__STORED DATA__.
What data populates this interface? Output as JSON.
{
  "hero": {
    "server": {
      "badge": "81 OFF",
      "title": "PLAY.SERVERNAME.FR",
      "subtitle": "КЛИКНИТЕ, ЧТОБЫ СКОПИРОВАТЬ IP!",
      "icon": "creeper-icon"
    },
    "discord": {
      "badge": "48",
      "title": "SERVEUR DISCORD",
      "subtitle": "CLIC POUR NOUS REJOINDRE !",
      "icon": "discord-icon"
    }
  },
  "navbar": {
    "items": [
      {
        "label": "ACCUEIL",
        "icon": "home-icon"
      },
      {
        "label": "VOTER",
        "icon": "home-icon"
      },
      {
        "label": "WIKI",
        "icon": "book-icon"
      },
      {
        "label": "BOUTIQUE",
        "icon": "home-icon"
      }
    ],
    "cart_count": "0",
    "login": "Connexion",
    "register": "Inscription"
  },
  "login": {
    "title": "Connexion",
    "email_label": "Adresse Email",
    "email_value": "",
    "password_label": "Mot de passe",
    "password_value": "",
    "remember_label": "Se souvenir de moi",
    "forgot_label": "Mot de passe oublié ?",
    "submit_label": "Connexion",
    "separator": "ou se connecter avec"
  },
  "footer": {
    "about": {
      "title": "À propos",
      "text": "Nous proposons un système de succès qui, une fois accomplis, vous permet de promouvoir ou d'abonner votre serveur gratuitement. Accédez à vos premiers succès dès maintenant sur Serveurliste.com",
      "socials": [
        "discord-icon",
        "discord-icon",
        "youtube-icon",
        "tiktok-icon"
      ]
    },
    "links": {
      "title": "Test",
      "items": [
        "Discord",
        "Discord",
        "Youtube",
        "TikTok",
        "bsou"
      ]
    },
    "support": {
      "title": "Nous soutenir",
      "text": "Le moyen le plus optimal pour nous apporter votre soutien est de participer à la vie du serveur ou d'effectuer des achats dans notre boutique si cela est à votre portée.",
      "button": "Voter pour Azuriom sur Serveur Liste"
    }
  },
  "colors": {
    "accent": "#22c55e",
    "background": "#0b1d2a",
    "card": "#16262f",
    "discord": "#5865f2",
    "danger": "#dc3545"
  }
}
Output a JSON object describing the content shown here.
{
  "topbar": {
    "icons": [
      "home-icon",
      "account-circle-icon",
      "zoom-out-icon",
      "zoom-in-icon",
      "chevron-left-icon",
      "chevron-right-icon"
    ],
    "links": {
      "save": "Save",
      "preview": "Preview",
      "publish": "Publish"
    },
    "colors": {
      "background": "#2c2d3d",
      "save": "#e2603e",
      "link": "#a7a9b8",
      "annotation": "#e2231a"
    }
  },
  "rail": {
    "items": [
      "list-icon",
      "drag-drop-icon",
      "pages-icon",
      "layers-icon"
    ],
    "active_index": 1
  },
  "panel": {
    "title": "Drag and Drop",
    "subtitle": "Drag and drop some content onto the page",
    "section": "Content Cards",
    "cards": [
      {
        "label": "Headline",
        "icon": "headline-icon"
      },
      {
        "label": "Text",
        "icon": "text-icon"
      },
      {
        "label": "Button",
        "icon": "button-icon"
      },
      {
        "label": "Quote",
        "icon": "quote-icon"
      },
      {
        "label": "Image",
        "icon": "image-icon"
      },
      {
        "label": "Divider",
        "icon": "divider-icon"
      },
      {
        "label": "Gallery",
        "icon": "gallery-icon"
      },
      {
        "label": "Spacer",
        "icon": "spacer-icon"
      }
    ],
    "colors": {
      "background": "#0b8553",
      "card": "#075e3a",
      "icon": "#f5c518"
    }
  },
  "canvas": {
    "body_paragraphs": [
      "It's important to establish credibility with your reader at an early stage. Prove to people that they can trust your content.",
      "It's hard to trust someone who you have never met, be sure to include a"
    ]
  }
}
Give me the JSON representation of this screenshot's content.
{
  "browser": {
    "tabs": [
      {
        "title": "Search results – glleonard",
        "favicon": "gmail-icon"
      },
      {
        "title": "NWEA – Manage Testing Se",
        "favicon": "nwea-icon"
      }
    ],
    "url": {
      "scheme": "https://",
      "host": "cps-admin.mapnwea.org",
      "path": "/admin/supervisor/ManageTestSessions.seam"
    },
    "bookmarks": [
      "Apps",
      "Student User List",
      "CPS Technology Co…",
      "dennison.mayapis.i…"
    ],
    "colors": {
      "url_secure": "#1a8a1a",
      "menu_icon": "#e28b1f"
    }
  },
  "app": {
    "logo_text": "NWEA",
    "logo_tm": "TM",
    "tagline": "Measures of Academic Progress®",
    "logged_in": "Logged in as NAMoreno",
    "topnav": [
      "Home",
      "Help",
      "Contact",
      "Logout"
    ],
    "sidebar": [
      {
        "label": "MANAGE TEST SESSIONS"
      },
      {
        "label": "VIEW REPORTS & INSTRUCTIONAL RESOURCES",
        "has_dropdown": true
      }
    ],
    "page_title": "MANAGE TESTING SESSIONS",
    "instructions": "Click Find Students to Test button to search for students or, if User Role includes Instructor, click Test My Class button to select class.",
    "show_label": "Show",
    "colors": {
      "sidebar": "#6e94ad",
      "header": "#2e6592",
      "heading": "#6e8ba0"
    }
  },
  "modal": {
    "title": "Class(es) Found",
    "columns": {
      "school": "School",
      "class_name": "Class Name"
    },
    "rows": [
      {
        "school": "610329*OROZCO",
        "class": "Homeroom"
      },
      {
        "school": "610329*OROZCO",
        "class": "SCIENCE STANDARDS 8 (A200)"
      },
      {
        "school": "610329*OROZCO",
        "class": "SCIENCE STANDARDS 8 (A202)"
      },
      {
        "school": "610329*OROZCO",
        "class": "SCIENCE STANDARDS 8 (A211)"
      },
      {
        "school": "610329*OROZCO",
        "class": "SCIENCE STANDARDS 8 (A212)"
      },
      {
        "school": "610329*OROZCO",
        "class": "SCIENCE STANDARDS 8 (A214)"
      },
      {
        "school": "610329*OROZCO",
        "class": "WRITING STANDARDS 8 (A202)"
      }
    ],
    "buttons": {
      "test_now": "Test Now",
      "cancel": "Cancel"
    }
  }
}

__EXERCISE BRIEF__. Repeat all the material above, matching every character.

__RESPONSE__.
What data populates this interface? Output as JSON.
{
  "hero": {
    "server": {
      "badge": "81 OFF",
      "title": "PLAY.SERVERNAME.FR",
      "subtitle": "КЛИКНИТЕ, ЧТОБЫ СКОПИРОВАТЬ IP!",
      "icon": "creeper-icon"
    },
    "discord": {
      "badge": "48",
      "title": "SERVEUR DISCORD",
      "subtitle": "CLIC POUR NOUS REJOINDRE !",
      "icon": "discord-icon"
    }
  },
  "navbar": {
    "items": [
      {
        "label": "ACCUEIL",
        "icon": "home-icon"
      },
      {
        "label": "VOTER",
        "icon": "home-icon"
      },
      {
        "label": "WIKI",
        "icon": "book-icon"
      },
      {
        "label": "BOUTIQUE",
        "icon": "home-icon"
      }
    ],
    "cart_count": "0",
    "login": "Connexion",
    "register": "Inscription"
  },
  "login": {
    "title": "Connexion",
    "email_label": "Adresse Email",
    "email_value": "",
    "password_label": "Mot de passe",
    "password_value": "",
    "remember_label": "Se souvenir de moi",
    "forgot_label": "Mot de passe oublié ?",
    "submit_label": "Connexion",
    "separator": "ou se connecter avec"
  },
  "footer": {
    "about": {
      "title": "À propos",
      "text": "Nous proposons un système de succès qui, une fois accomplis, vous permet de promouvoir ou d'abonner votre serveur gratuitement. Accédez à vos premiers succès dès maintenant sur Serveurliste.com",
      "socials": [
        "discord-icon",
        "discord-icon",
        "youtube-icon",
        "tiktok-icon"
      ]
    },
    "links": {
      "title": "Test",
      "items": [
        "Discord",
        "Discord",
        "Youtube",
        "TikTok",
        "bsou"
      ]
    },
    "support": {
      "title": "Nous soutenir",
      "text": "Le moyen le plus optimal pour nous apporter votre soutien est de participer à la vie du serveur ou d'effectuer des achats dans notre boutique si cela est à votre portée.",
      "button": "Voter pour Azuriom sur Serveur Liste"
    }
  },
  "colors": {
    "accent": "#22c55e",
    "background": "#0b1d2a",
    "card": "#16262f",
    "discord": "#5865f2",
    "danger": "#dc3545"
  }
}
Output a JSON object describing the content shown here.
{
  "topbar": {
    "icons": [
      "home-icon",
      "account-circle-icon",
      "zoom-out-icon",
      "zoom-in-icon",
      "chevron-left-icon",
      "chevron-right-icon"
    ],
    "links": {
      "save": "Save",
      "preview": "Preview",
      "publish": "Publish"
    },
    "colors": {
      "background": "#2c2d3d",
      "save": "#e2603e",
      "link": "#a7a9b8",
      "annotation": "#e2231a"
    }
  },
  "rail": {
    "items": [
      "list-icon",
      "drag-drop-icon",
      "pages-icon",
      "layers-icon"
    ],
    "active_index": 1
  },
  "panel": {
    "title": "Drag and Drop",
    "subtitle": "Drag and drop some content onto the page",
    "section": "Content Cards",
    "cards": [
      {
        "label": "Headline",
        "icon": "headline-icon"
      },
      {
        "label": "Text",
        "icon": "text-icon"
      },
      {
        "label": "Button",
        "icon": "button-icon"
      },
      {
        "label": "Quote",
        "icon": "quote-icon"
      },
      {
        "label": "Image",
        "icon": "image-icon"
      },
      {
        "label": "Divider",
        "icon": "divider-icon"
      },
      {
        "label": "Gallery",
        "icon": "gallery-icon"
      },
      {
        "label": "Spacer",
        "icon": "spacer-icon"
      }
    ],
    "colors": {
      "background": "#0b8553",
      "card": "#075e3a",
      "icon": "#f5c518"
    }
  },
  "canvas": {
    "body_paragraphs": [
      "It's important to establish credibility with your reader at an early stage. Prove to people that they can trust your content.",
      "It's hard to trust someone who you have never met, be sure to include a"
    ]
  }
}
Give me the JSON representation of this screenshot's content.
{
  "browser": {
    "tabs": [
      {
        "title": "Search results – glleonard",
        "favicon": "gmail-icon"
      },
      {
        "title": "NWEA – Manage Testing Se",
        "favicon": "nwea-icon"
      }
    ],
    "url": {
      "scheme": "https://",
      "host": "cps-admin.mapnwea.org",
      "path": "/admin/supervisor/ManageTestSessions.seam"
    },
    "bookmarks": [
      "Apps",
      "Student User List",
      "CPS Technology Co…",
      "dennison.mayapis.i…"
    ],
    "colors": {
      "url_secure": "#1a8a1a",
      "menu_icon": "#e28b1f"
    }
  },
  "app": {
    "logo_text": "NWEA",
    "logo_tm": "TM",
    "tagline": "Measures of Academic Progress®",
    "logged_in": "Logged in as NAMoreno",
    "topnav": [
      "Home",
      "Help",
      "Contact",
      "Logout"
    ],
    "sidebar": [
      {
        "label": "MANAGE TEST SESSIONS"
      },
      {
        "label": "VIEW REPORTS & INSTRUCTIONAL RESOURCES",
        "has_dropdown": true
      }
    ],
    "page_title": "MANAGE TESTING SESSIONS",
    "instructions": "Click Find Students to Test button to search for students or, if User Role includes Instructor, click Test My Class button to select class.",
    "show_label": "Show",
    "colors": {
      "sidebar": "#6e94ad",
      "header": "#2e6592",
      "heading": "#6e8ba0"
    }
  },
  "modal": {
    "title": "Class(es) Found",
    "columns": {
      "school": "School",
      "class_name": "Class Name"
    },
    "rows": [
      {
        "school": "610329*OROZCO",
        "class": "Homeroom"
      },
      {
        "school": "610329*OROZCO",
        "class": "SCIENCE STANDARDS 8 (A200)"
      },
      {
        "school": "610329*OROZCO",
        "class": "SCIENCE STANDARDS 8 (A202)"
      },
      {
        "school": "610329*OROZCO",
        "class": "SCIENCE STANDARDS 8 (A211)"
      },
      {
        "school": "610329*OROZCO",
        "class": "SCIENCE STANDARDS 8 (A212)"
      },
      {
        "school": "610329*OROZCO",
        "class": "SCIENCE STANDARDS 8 (A214)"
      },
      {
        "school": "610329*OROZCO",
        "class": "WRITING STANDARDS 8 (A202)"
      }
    ],
    "buttons": {
      "test_now": "Test Now",
      "cancel": "Cancel"
    }
  }
}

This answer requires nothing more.